■ **Problem details**
In the listing that follows, how many lines contain "down"? Give the number only.

■ **Exercise input**
[Start of section]

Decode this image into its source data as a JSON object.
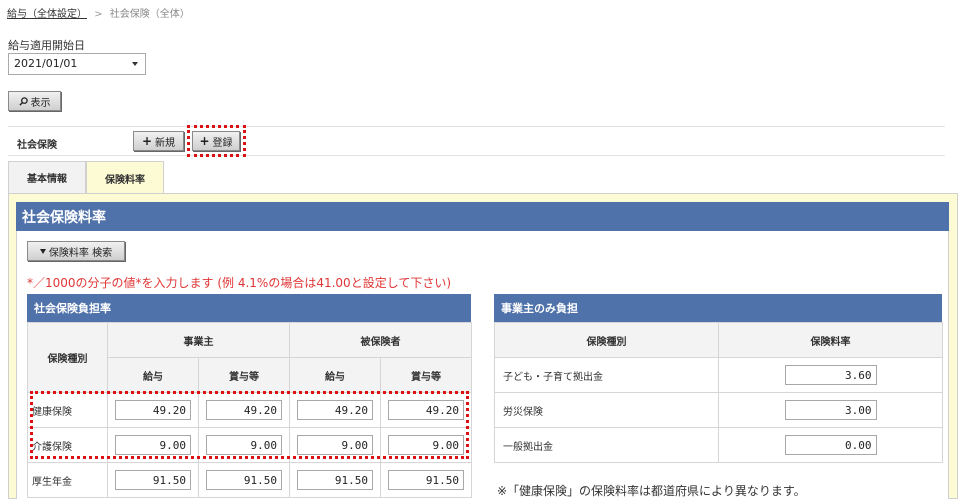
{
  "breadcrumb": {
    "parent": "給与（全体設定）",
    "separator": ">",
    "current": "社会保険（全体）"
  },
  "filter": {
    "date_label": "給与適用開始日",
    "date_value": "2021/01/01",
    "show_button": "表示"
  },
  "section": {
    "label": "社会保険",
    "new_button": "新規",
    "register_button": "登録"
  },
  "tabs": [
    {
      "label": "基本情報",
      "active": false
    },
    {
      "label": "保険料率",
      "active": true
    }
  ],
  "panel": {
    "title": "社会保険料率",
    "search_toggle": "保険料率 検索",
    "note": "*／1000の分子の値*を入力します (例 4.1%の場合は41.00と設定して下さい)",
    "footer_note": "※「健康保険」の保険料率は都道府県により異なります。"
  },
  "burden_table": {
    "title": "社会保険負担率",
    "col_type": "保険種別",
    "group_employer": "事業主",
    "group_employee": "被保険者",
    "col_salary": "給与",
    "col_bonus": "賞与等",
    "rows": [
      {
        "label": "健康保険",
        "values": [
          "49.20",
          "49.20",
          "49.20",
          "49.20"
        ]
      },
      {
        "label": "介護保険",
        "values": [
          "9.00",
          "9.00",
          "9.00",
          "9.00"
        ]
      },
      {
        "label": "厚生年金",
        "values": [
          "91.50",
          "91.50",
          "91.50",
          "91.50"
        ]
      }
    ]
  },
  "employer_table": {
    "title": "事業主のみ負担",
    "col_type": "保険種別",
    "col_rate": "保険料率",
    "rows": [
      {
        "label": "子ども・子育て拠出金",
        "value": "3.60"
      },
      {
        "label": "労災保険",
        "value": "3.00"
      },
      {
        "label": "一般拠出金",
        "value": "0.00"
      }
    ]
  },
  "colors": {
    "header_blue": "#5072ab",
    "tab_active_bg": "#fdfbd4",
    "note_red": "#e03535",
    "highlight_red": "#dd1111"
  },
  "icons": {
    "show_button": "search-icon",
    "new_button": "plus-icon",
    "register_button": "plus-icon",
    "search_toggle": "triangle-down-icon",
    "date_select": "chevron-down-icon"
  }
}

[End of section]

■ **Exercise output**
2